Digital Pathology Guide:
The Right Monitor

There are still no regulations on using monitors in pathology. However, some experiences and recommendations help pathologists view slides optimally on the monitor.

This guide gives you an overview of the critical aspects, from image quality to technical performance. All information is based on our extensive dialog with experts and users from the field of pathology, as well as on the “Digital Pathology Guide” published by the Federal Association of German Pathologists.

At the end, you will have a precise orientation guide.

Access your guide to diagnostic precision here:

Q&A Monitors for Digital Pathology

The higher the screen resolution, the less pixelated images appear, providing more precise contours and clearer content. For scrutinizing digitally captured images from WSI scanners, robust resolution is crucial to retain intricate detail and data for accurate pathological diagnoses.

When choosing the right screen size, the physical working area and the user‘s field of vision are the most important factors. For use in the digital pathology workflow, the monitor should be selected to match the user’s natural field of view.

Recommended sizes and resolutions include:

  • 27-inch monitor: resolution min. 4 MP (2560×1600)
  • 30-inch monitor: 6 MP (3280×2048)
  • 32-inch monitor: 8 MP (3840×2160)

The luminance or brightness of a display is conventionally measured in candelas per square meter (cd/m²), where a single candela approximates the radiant intensity of an everyday candle. The National Association of German Pathologists recommends a minimum image brightness of 300 cd/m² for monitors in pathology diagnostics, reflecting the familiarity of a traditional microscope view.

The contrast in a monitor pertains to the relationship between the deepest blacks and the brightest whites, illustrated by a static contrast ratio of 1000:1, indicating a thousandfold difference in brightness between an all-white and an all-black image.

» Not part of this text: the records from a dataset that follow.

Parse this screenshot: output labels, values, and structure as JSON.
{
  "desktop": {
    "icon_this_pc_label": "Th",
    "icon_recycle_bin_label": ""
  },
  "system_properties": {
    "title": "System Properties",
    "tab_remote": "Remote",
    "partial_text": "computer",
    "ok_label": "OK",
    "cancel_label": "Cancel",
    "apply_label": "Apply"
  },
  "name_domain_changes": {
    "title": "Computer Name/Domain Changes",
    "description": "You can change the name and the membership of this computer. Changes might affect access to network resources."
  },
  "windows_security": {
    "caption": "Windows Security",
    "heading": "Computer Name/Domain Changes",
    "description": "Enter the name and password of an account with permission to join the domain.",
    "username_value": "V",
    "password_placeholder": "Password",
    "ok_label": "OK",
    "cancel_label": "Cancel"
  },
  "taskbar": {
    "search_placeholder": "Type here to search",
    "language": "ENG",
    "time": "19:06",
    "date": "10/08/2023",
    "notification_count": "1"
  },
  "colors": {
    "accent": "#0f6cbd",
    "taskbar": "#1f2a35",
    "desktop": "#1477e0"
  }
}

A minimum contrast ratio of 1000:1 (static contrast ratio) is recommended for monitors in pathology diagnostics to ensure optimal differentiation between dark and bright sections within images.

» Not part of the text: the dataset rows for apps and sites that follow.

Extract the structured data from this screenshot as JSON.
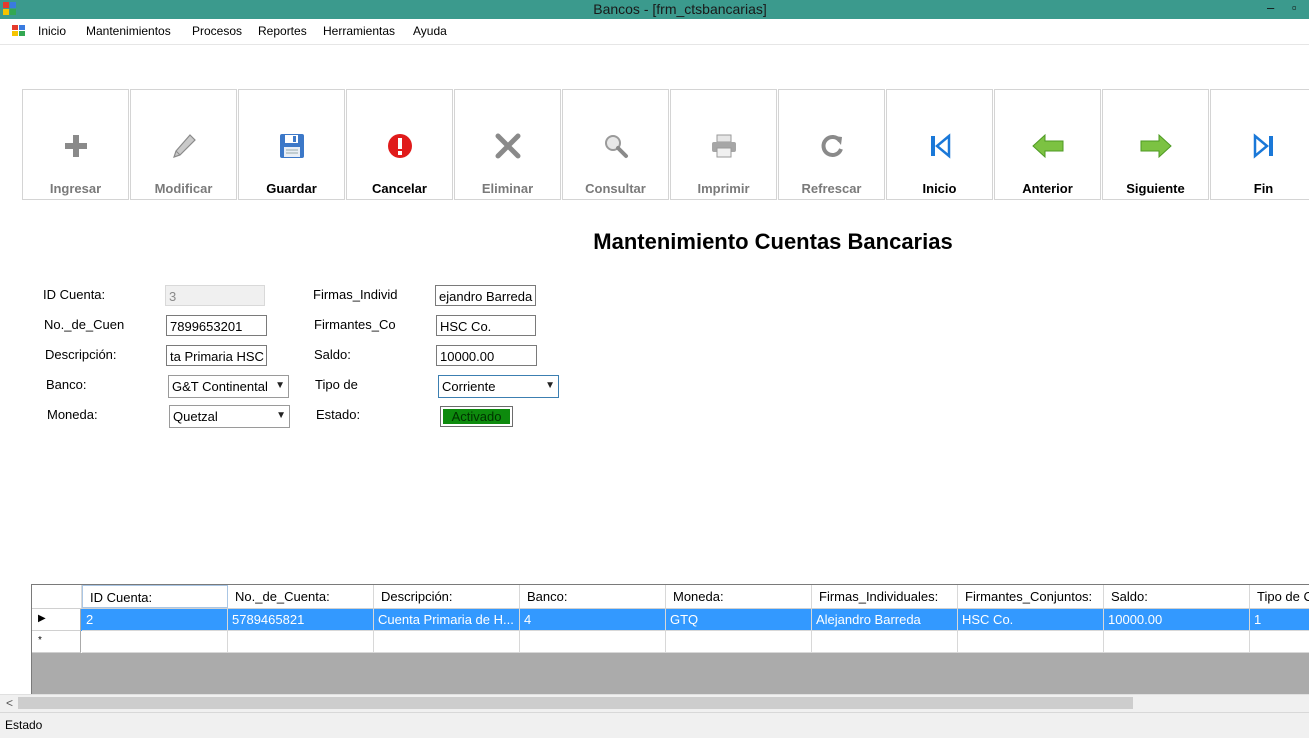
{
  "window": {
    "title": "Bancos - [frm_ctsbancarias]",
    "minimize": "–",
    "restore": "▫"
  },
  "menu": {
    "items": [
      "Inicio",
      "Mantenimientos",
      "Procesos",
      "Reportes",
      "Herramientas",
      "Ayuda"
    ],
    "overflow": "▪"
  },
  "toolbar": {
    "buttons": [
      {
        "label": "Ingresar",
        "icon": "plus-icon",
        "enabled": false
      },
      {
        "label": "Modificar",
        "icon": "pencil-icon",
        "enabled": false
      },
      {
        "label": "Guardar",
        "icon": "floppy-disk-icon",
        "enabled": true
      },
      {
        "label": "Cancelar",
        "icon": "error-icon",
        "enabled": true
      },
      {
        "label": "Eliminar",
        "icon": "x-icon",
        "enabled": false
      },
      {
        "label": "Consultar",
        "icon": "magnifier-icon",
        "enabled": false
      },
      {
        "label": "Imprimir",
        "icon": "printer-icon",
        "enabled": false
      },
      {
        "label": "Refrescar",
        "icon": "refresh-icon",
        "enabled": false
      },
      {
        "label": "Inicio",
        "icon": "first-record-icon",
        "enabled": true
      },
      {
        "label": "Anterior",
        "icon": "arrow-left-icon",
        "enabled": true
      },
      {
        "label": "Siguiente",
        "icon": "arrow-right-icon",
        "enabled": true
      },
      {
        "label": "Fin",
        "icon": "last-record-icon",
        "enabled": true
      }
    ]
  },
  "form": {
    "title": "Mantenimiento Cuentas Bancarias",
    "id_label": "ID Cuenta:",
    "id_value": "3",
    "numero_label": "No._de_Cuen",
    "numero_value": "7899653201",
    "descripcion_label": "Descripción:",
    "descripcion_value": "ta Primaria HSC",
    "banco_label": "Banco:",
    "banco_value": "G&T Continental",
    "moneda_label": "Moneda:",
    "moneda_value": "Quetzal",
    "firmas_label": "Firmas_Individ",
    "firmas_value": "ejandro Barreda",
    "firmantes_label": "Firmantes_Co",
    "firmantes_value": "HSC Co.",
    "saldo_label": "Saldo:",
    "saldo_value": "10000.00",
    "tipo_label": "Tipo de",
    "tipo_value": "Corriente",
    "estado_label": "Estado:",
    "estado_value": "Activado",
    "estado_color": "#0d8a0d"
  },
  "grid": {
    "columns": [
      "ID Cuenta:",
      "No._de_Cuenta:",
      "Descripción:",
      "Banco:",
      "Moneda:",
      "Firmas_Individuales:",
      "Firmantes_Conjuntos:",
      "Saldo:",
      "Tipo de C"
    ],
    "rows": [
      [
        "2",
        "5789465821",
        "Cuenta Primaria de H...",
        "4",
        "GTQ",
        "Alejandro Barreda",
        "HSC Co.",
        "10000.00",
        "1"
      ]
    ],
    "current_marker": "▶",
    "new_marker": "*",
    "selection_color": "#3399ff"
  },
  "scrollbar": {
    "left_arrow": "<"
  },
  "status": {
    "text": "Estado"
  }
}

Image homogeneity refers to the consistency of brightness and color across the entire monitor. It is crucial for diagnostically relevant content to ensure the pathologist always sees the same image, regardless of its position on the monitor.

Fluctuations in brightness and color can be compensated using a DUE function (Digital Uniformity Equalizer).

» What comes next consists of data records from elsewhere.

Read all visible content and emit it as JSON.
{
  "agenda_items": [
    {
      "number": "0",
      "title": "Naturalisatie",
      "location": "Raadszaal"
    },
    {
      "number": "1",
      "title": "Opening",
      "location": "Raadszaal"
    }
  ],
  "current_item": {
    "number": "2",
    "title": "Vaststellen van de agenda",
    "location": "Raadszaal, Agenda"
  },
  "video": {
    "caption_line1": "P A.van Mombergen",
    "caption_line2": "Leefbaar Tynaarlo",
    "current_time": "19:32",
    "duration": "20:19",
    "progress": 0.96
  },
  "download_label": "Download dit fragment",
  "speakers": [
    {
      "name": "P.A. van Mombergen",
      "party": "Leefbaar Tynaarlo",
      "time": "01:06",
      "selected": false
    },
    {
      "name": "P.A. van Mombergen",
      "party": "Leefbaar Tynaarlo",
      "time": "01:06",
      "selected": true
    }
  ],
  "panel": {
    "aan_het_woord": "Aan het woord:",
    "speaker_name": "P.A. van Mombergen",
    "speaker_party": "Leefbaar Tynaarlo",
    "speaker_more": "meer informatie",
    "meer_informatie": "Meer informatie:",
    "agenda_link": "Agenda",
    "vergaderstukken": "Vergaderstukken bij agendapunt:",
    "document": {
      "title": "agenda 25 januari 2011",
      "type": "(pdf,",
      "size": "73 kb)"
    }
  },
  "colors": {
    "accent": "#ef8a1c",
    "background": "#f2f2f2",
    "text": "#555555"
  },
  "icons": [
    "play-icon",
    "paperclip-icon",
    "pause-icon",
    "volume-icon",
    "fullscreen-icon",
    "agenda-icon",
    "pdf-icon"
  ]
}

A monitor‘s refresh rate quantifies the frequency of new image rendering per second, measured in hertz (Hz). A high refresh rate enables smooth navigation in the slide as well as zooming in and out.

For example, the manufacturer EIZO uses a frame rate of 60 Hz for medical monitors. No recommendation is currently given in the „Digital Pathology Guidelines“ of the Federal Association of German Pathologists.

In the absence of established color reproduction standards in pathology, consistent quality assessments are crucial. Color standards should be used as a guide when calibrating.

The most essential color spaces are sRGB, Adobe RGB, BT.2020, and DCI P3. Most products, including monitors, printers, digital cameras, and applications, are configured to reproduce the sRGB color gamut as accurately as possible.

When two devices use different color palettes, such as a WSI scanner and a monitor, color reproduction will differ. To ensure accurate color reproduction, consideration should be given to using defined color standards and calibrating monitors accordingly.

The brightness of a monitor gradually decreases over time. Only regular quality checks and calibrations guarantee the consistent precision of the display and uniform image reproduction throughout their service life. In addition, the use of calibratable medical monitors guarantees compliance with future standards.

Software calibration requires adjustments in the monitor‘s graphics board. Consequently, the monitor must remain paired with the same computer to retain settings.

Hardware calibration involves adjustments in the monitor, covering parameters like brightness, white point, and gamma values. Any modifications are directly encoded into the monitor‘s Lookup-table (LUT) for meticulous calibration precision.

The Hardware calibration boasts superior precision compared to software calibration.

We will be happy to assist you personally with selecting monitors and other systems for your digital diagnostics workflow. Give us a call at +49 221 999943-00 or send us a message here.